With regards to Root, there is a sense a lack of cricket has served him well. An England captain’s plate is always full, and the 16 Tests to go in 2021 prove as much. But the break of the pandemic meant the 30-year old played just 14 International matches in 2020. His previous lightest workload as a full-time top-level cricketer (since 2012) was 34 in 2017.
Not only was this a fourth double hundred for Root, but he passed 8,000 runs in the process. His previous trip to three figures came 16 innings ago, and that was also a double, of 226, against New Zealand in November 2019.
“With the time off, I think the thing that’s really benefited me is having a period off time to work on my game,” said Root. “Whether that’s technical or mental, to have time to think about things and take stock and look where I can improve That’s where I think I’ve benefited the most. For a long time now I’ve been quite used to playing huge amounts of cricket and consistently, and still managed to have success. Of course in the current climate with bubbles and how things are alongside covid, it will have made things tougher, but that’s the thing that’s helped me coming into this game. The challenge is to make things count and build on a nice start personally.
“I do think I can do that alongside cricket but of course there will be occasions where I might have to miss out here and there. I’m desperate to play as much as I can. I love playing cricket, love playing for England and feel very privileged to get the opportunity to do so. Careers are very short and we want to make the most of it, so I suppose getting the balance between that is very important. But certainly the way I thought about things in that period I will look to replicate if I find myself in a similar scenario.”

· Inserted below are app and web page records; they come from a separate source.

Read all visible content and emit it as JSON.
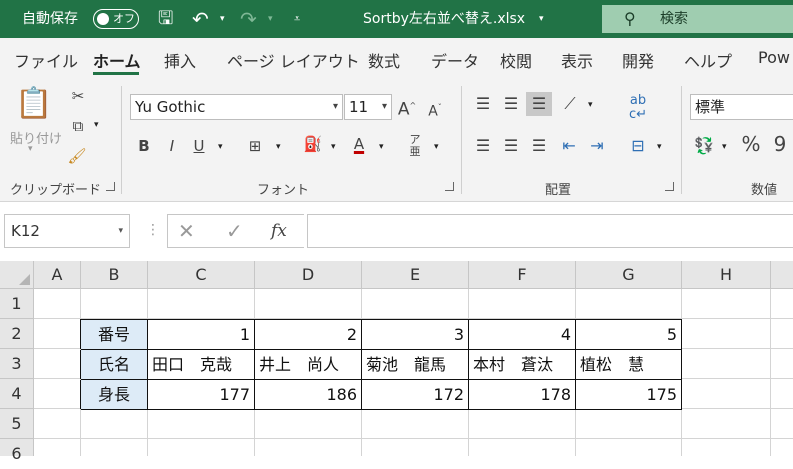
{
  "titlebar": {
    "autosave_label": "自動保存",
    "autosave_state": "オフ",
    "filename": "Sortby左右並べ替え.xlsx",
    "search_placeholder": "検索",
    "bg_color": "#217346"
  },
  "tabs": [
    "ファイル",
    "ホーム",
    "挿入",
    "ページ レイアウト",
    "数式",
    "データ",
    "校閲",
    "表示",
    "開発",
    "ヘルプ",
    "Pow"
  ],
  "active_tab": "ホーム",
  "ribbon": {
    "clipboard": {
      "paste_label": "貼り付け",
      "group_label": "クリップボード"
    },
    "font": {
      "font_name": "Yu Gothic",
      "font_size": "11",
      "bold": "B",
      "italic": "I",
      "underline": "U",
      "group_label": "フォント"
    },
    "alignment": {
      "group_label": "配置"
    },
    "number": {
      "format": "標準",
      "percent": "%",
      "group_label": "数値"
    }
  },
  "formula_bar": {
    "name_box": "K12",
    "fx": "fx",
    "formula": ""
  },
  "columns": [
    "A",
    "B",
    "C",
    "D",
    "E",
    "F",
    "G",
    "H"
  ],
  "rows": [
    "1",
    "2",
    "3",
    "4",
    "5",
    "6"
  ],
  "table": {
    "header_labels": [
      "番号",
      "氏名",
      "身長"
    ],
    "numbers": [
      "1",
      "2",
      "3",
      "4",
      "5"
    ],
    "names": [
      "田口　克哉",
      "井上　尚人",
      "菊池　龍馬",
      "本村　蒼汰",
      "植松　慧"
    ],
    "heights": [
      "177",
      "186",
      "172",
      "178",
      "175"
    ]
  },
  "colors": {
    "accent": "#217346",
    "header_fill": "#ddebf7"
  }
}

The sights of debutant Lawrence doing well, an accomplished 73 in his first innings at this level, and a first away win under Root’s captaincy without talismanic allrounder Ben Stokes are signs of an improving Test depth. There was also the heartening return of Moeen Ali, out of isolation on day three (16 January) after testing positive for Covid-19 upon arrival into the country on 3 January.

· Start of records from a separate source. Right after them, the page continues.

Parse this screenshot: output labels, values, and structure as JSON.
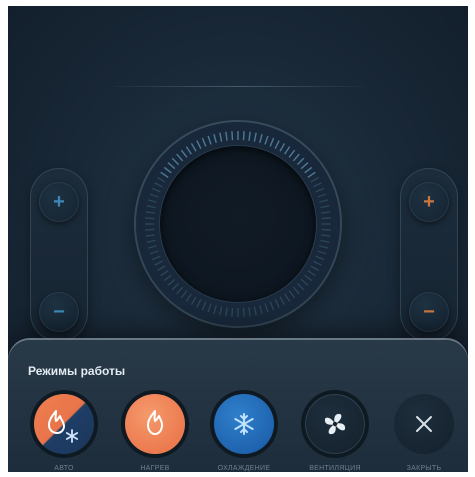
{
  "controls": {
    "left": {
      "increase_label": "+",
      "decrease_label": "−",
      "color": "#3e88b8"
    },
    "right": {
      "increase_label": "+",
      "decrease_label": "−",
      "color": "#c9773f"
    }
  },
  "modes_sheet": {
    "title": "Режимы работы",
    "modes": [
      {
        "label": "АВТО",
        "icon": "auto-icon"
      },
      {
        "label": "НАГРЕВ",
        "icon": "flame-icon"
      },
      {
        "label": "ОХЛАЖДЕНИЕ",
        "icon": "snowflake-icon"
      },
      {
        "label": "ВЕНТИЛЯЦИЯ",
        "icon": "fan-icon"
      },
      {
        "label": "ЗАКРЫТЬ",
        "icon": "close-icon"
      }
    ]
  },
  "colors": {
    "heat": "#ec7a4f",
    "cool": "#1e62ad",
    "background": "#1a2a39"
  }
}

Originally ruled out for both matches in the series, Root confirmed the off-spinning allrounder could state a case for inclusion in the XI for the second Test. Moeen, who has 60 caps, averages 24.50 in Sri Lanka after taking 18 wickets here in 2018. He last play a red-ball match for England back in August 2019 against Australia.
“With Mo I think it’s important we take it day-by-day and look at where he’s at over the next couple of days. It would be wrong to completely rule him out, but it’s just so good to have him back around the dressing room, he’s such a great character such a big part of the two squads, for him to be back around the Test team now is brilliant. We are thrilled for him to be back amongst it and looking forward to him being back at training when we start getting ready for the next game.”
Meanwhile, Sri Lanka coach Mickey Arthur has called on his batters to be more like Root. The aberration of the first innings was turned around with the second as Lahiru Thirimanne notched a century, with fifties for Kusal Perera and Angelo Mathews.
Though it is likely he will be without his full-time captain Dimuth Karunaratne, ruled out of the first match with a broken thumb, Arthur hopes his charges can use the confidence gained in the latter half of the match to improve for Friday.
“We know the wickets here are tough to start on but once you get in you have to capitalise, just like Joe Root did for England which was the difference in the game. I thought Angelo Mathews’ innings yesterday was just superb in these conditions. The way he applied himself, the tempo of his innings, his game-plans, I just thought our young batsmen needed to watch how he went about his business to know how to bat on a turning wicket. Hopefully that’s lessons learned.”